Could you return all of the entries below exactly, minus the pictures?

*** Opening Data provided ***

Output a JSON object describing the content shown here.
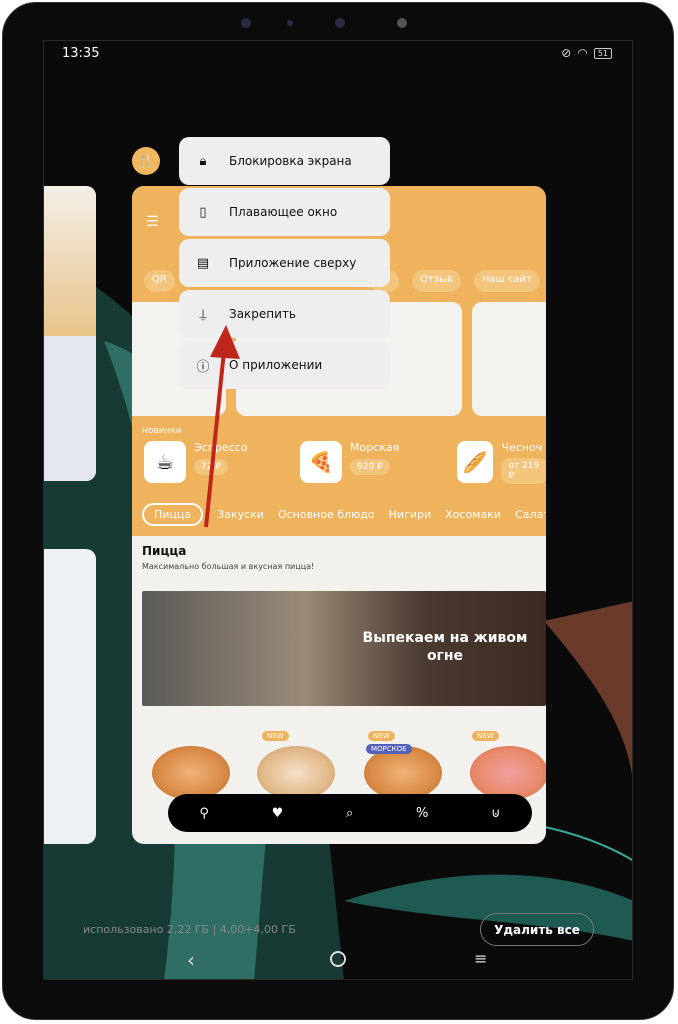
{
  "status_bar": {
    "time": "13:35",
    "battery": "51"
  },
  "context_menu": {
    "items": [
      {
        "icon": "lock-icon",
        "label": "Блокировка экрана"
      },
      {
        "icon": "floating-window-icon",
        "label": "Плавающее окно"
      },
      {
        "icon": "split-screen-icon",
        "label": "Приложение сверху"
      },
      {
        "icon": "pin-icon",
        "label": "Закрепить"
      },
      {
        "icon": "info-icon",
        "label": "О приложении"
      }
    ]
  },
  "app": {
    "top_pills": [
      "QR",
      "ла",
      "Отзыв",
      "Наш сайт"
    ],
    "new_label": "новинки",
    "products": [
      {
        "name": "Эспрессо",
        "price": "72 ₽"
      },
      {
        "name": "Морская",
        "price": "920 ₽"
      },
      {
        "name": "Чесноч",
        "price": "от 219 ₽"
      }
    ],
    "categories": [
      "Пицца",
      "Закуски",
      "Основное блюдо",
      "Нигири",
      "Хосомаки",
      "Салаты"
    ],
    "section_title": "Пицца",
    "section_subtitle": "Максимально большая и вкусная пицца!",
    "hero_text": "Выпекаем на живом огне",
    "badges": [
      "NEW",
      "NEW",
      "МОРСКОЕ",
      "NEW"
    ],
    "bottom_nav": [
      "location-icon",
      "heart-icon",
      "search-icon",
      "percent-icon",
      "basket-icon"
    ]
  },
  "recents": {
    "memory": "использовано 2,22 ГБ | 4,00+4,00 ГБ",
    "clear_all": "Удалить все"
  },
  "annotation_color": "#c0261b"
}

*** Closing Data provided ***

Written reply
Output a JSON object describing the content shown here.
{
  "status_bar": {
    "time": "13:35",
    "battery": "51"
  },
  "context_menu": {
    "items": [
      {
        "icon": "lock-icon",
        "label": "Блокировка экрана"
      },
      {
        "icon": "floating-window-icon",
        "label": "Плавающее окно"
      },
      {
        "icon": "split-screen-icon",
        "label": "Приложение сверху"
      },
      {
        "icon": "pin-icon",
        "label": "Закрепить"
      },
      {
        "icon": "info-icon",
        "label": "О приложении"
      }
    ]
  },
  "app": {
    "top_pills": [
      "QR",
      "ла",
      "Отзыв",
      "Наш сайт"
    ],
    "new_label": "новинки",
    "products": [
      {
        "name": "Эспрессо",
        "price": "72 ₽"
      },
      {
        "name": "Морская",
        "price": "920 ₽"
      },
      {
        "name": "Чесноч",
        "price": "от 219 ₽"
      }
    ],
    "categories": [
      "Пицца",
      "Закуски",
      "Основное блюдо",
      "Нигири",
      "Хосомаки",
      "Салаты"
    ],
    "section_title": "Пицца",
    "section_subtitle": "Максимально большая и вкусная пицца!",
    "hero_text": "Выпекаем на живом огне",
    "badges": [
      "NEW",
      "NEW",
      "МОРСКОЕ",
      "NEW"
    ],
    "bottom_nav": [
      "location-icon",
      "heart-icon",
      "search-icon",
      "percent-icon",
      "basket-icon"
    ]
  },
  "recents": {
    "memory": "использовано 2,22 ГБ | 4,00+4,00 ГБ",
    "clear_all": "Удалить все"
  },
  "annotation_color": "#c0261b"
}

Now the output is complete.